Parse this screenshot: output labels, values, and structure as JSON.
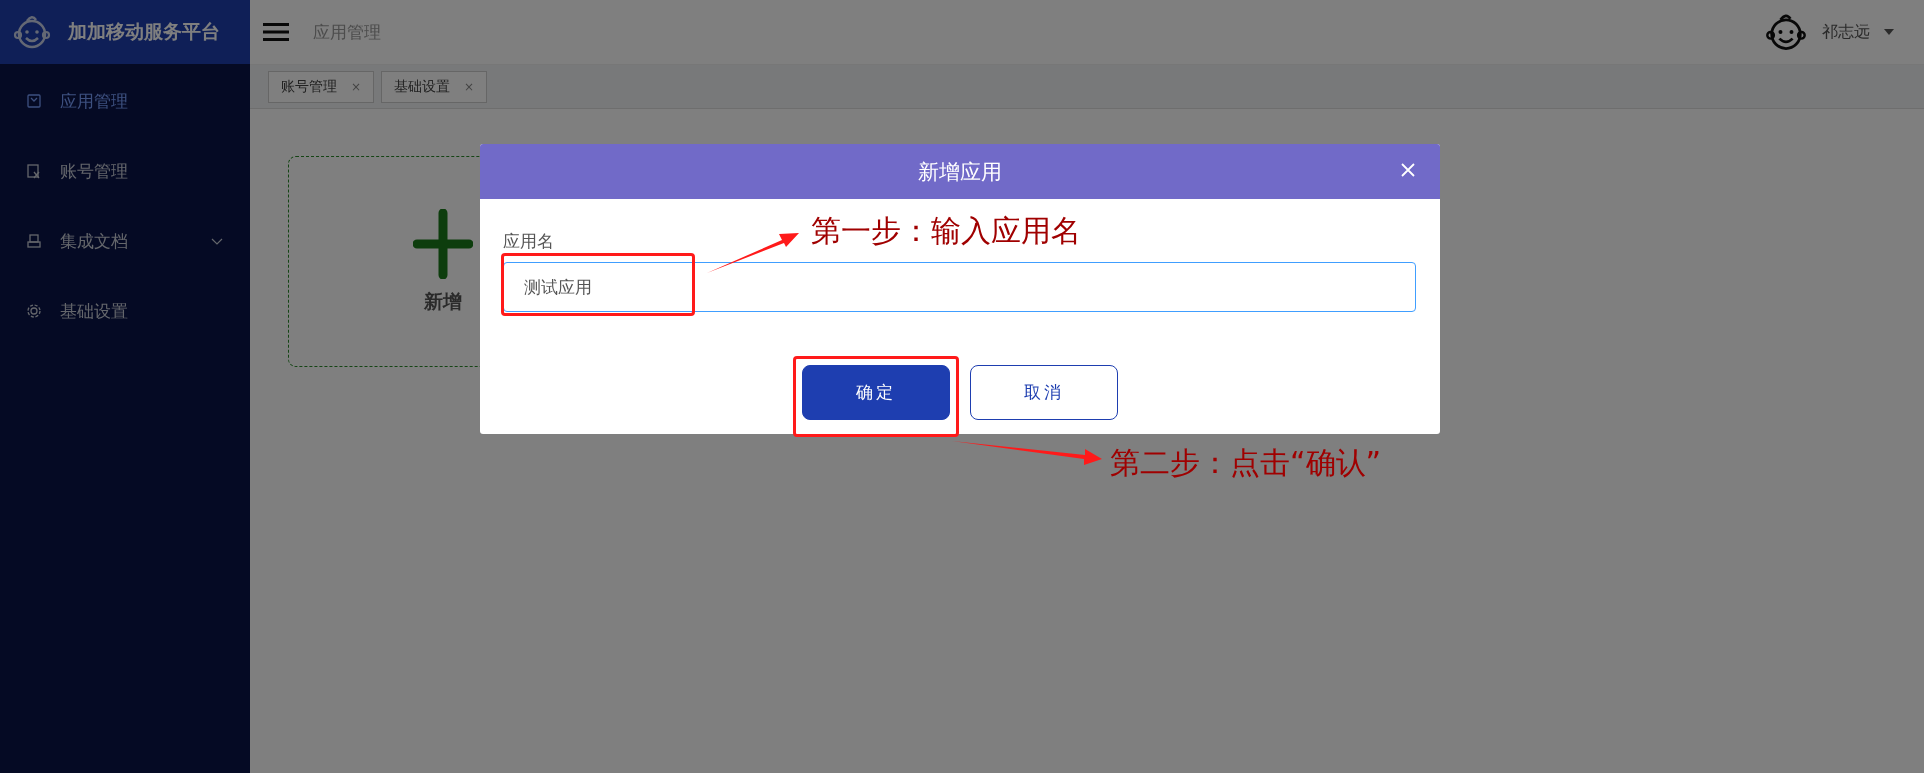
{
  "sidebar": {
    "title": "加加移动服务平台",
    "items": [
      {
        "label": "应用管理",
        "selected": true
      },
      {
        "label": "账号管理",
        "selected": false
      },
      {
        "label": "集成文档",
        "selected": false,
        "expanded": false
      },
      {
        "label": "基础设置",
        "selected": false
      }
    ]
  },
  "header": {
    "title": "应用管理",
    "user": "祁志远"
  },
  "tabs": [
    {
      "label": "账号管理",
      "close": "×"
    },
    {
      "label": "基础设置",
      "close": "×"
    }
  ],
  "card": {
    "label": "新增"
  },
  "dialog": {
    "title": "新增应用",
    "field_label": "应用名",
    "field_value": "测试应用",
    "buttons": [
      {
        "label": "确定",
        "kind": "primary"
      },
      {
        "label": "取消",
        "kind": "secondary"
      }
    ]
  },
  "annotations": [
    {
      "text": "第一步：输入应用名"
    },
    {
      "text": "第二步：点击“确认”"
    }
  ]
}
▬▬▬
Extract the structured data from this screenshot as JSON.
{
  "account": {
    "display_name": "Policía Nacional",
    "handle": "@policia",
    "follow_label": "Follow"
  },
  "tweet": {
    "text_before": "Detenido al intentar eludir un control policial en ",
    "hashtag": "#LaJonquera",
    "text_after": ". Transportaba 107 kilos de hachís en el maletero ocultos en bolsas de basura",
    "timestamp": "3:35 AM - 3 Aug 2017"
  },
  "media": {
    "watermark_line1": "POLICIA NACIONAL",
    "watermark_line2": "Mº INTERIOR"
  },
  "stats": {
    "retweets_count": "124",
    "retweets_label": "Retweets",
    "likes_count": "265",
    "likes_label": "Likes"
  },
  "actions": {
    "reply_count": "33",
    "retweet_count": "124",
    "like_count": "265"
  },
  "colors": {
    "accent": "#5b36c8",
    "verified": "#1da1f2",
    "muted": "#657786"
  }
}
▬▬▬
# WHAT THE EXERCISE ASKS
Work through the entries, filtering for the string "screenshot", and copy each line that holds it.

# TASK ANSWER
Parse this screenshot: output labels, values, and structure as JSON.
Extract the structured data from this screenshot as JSON.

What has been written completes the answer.